EXCERPTED RECORDS:
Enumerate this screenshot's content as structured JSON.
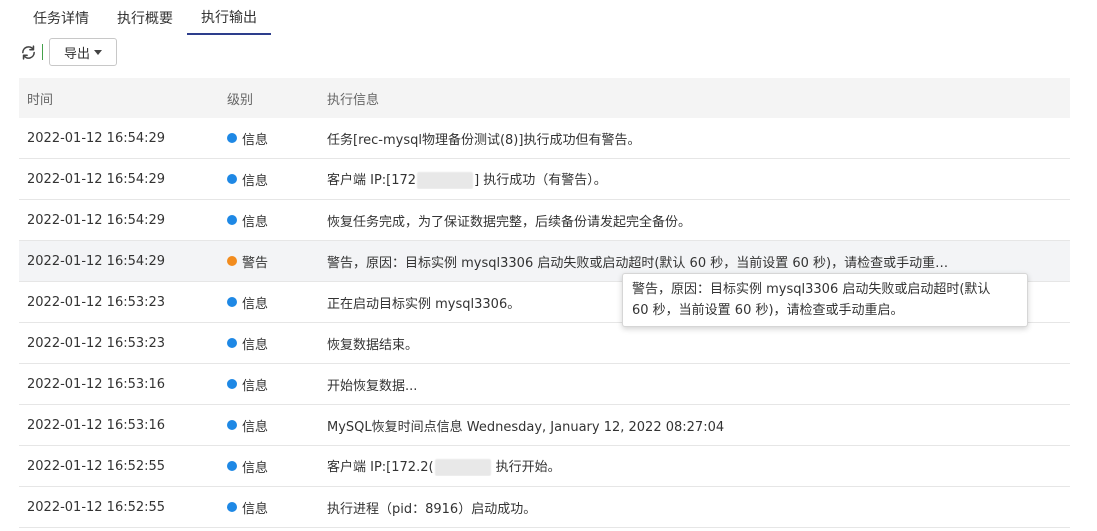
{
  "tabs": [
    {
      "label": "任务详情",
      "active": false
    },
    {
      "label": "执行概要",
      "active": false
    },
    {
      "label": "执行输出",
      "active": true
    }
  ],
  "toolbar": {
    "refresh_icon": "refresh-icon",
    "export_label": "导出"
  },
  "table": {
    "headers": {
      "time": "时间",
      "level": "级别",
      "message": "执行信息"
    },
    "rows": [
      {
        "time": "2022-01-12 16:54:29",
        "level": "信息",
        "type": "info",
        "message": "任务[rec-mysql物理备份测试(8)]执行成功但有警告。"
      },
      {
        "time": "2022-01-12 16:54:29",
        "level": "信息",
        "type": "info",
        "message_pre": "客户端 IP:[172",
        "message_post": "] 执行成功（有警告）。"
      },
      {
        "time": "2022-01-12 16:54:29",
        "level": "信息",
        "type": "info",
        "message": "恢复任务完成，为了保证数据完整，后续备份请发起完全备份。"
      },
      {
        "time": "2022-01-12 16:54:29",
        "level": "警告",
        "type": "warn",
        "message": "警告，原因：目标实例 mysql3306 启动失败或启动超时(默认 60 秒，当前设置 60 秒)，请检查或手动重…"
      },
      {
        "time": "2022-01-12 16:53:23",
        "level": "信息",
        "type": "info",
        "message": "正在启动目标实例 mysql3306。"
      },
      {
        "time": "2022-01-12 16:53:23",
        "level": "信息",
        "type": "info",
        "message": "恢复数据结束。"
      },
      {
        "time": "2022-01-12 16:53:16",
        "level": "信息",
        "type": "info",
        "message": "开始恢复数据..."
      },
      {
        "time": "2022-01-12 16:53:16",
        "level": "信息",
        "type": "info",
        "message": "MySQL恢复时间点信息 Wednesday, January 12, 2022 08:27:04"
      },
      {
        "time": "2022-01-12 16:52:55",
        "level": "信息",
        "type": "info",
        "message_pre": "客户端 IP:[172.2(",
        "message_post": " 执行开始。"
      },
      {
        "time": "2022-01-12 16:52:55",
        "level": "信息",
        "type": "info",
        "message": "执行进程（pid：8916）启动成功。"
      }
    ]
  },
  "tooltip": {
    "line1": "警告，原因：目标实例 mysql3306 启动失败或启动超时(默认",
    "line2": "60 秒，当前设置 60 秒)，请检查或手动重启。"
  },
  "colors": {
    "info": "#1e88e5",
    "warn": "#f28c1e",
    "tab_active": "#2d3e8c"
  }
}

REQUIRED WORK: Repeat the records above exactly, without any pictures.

RESPONSE AREA:
Enumerate this screenshot's content as structured JSON.
{
  "tabs": [
    {
      "label": "任务详情",
      "active": false
    },
    {
      "label": "执行概要",
      "active": false
    },
    {
      "label": "执行输出",
      "active": true
    }
  ],
  "toolbar": {
    "refresh_icon": "refresh-icon",
    "export_label": "导出"
  },
  "table": {
    "headers": {
      "time": "时间",
      "level": "级别",
      "message": "执行信息"
    },
    "rows": [
      {
        "time": "2022-01-12 16:54:29",
        "level": "信息",
        "type": "info",
        "message": "任务[rec-mysql物理备份测试(8)]执行成功但有警告。"
      },
      {
        "time": "2022-01-12 16:54:29",
        "level": "信息",
        "type": "info",
        "message_pre": "客户端 IP:[172",
        "message_post": "] 执行成功（有警告）。"
      },
      {
        "time": "2022-01-12 16:54:29",
        "level": "信息",
        "type": "info",
        "message": "恢复任务完成，为了保证数据完整，后续备份请发起完全备份。"
      },
      {
        "time": "2022-01-12 16:54:29",
        "level": "警告",
        "type": "warn",
        "message": "警告，原因：目标实例 mysql3306 启动失败或启动超时(默认 60 秒，当前设置 60 秒)，请检查或手动重…"
      },
      {
        "time": "2022-01-12 16:53:23",
        "level": "信息",
        "type": "info",
        "message": "正在启动目标实例 mysql3306。"
      },
      {
        "time": "2022-01-12 16:53:23",
        "level": "信息",
        "type": "info",
        "message": "恢复数据结束。"
      },
      {
        "time": "2022-01-12 16:53:16",
        "level": "信息",
        "type": "info",
        "message": "开始恢复数据..."
      },
      {
        "time": "2022-01-12 16:53:16",
        "level": "信息",
        "type": "info",
        "message": "MySQL恢复时间点信息 Wednesday, January 12, 2022 08:27:04"
      },
      {
        "time": "2022-01-12 16:52:55",
        "level": "信息",
        "type": "info",
        "message_pre": "客户端 IP:[172.2(",
        "message_post": " 执行开始。"
      },
      {
        "time": "2022-01-12 16:52:55",
        "level": "信息",
        "type": "info",
        "message": "执行进程（pid：8916）启动成功。"
      }
    ]
  },
  "tooltip": {
    "line1": "警告，原因：目标实例 mysql3306 启动失败或启动超时(默认",
    "line2": "60 秒，当前设置 60 秒)，请检查或手动重启。"
  },
  "colors": {
    "info": "#1e88e5",
    "warn": "#f28c1e",
    "tab_active": "#2d3e8c"
  }
}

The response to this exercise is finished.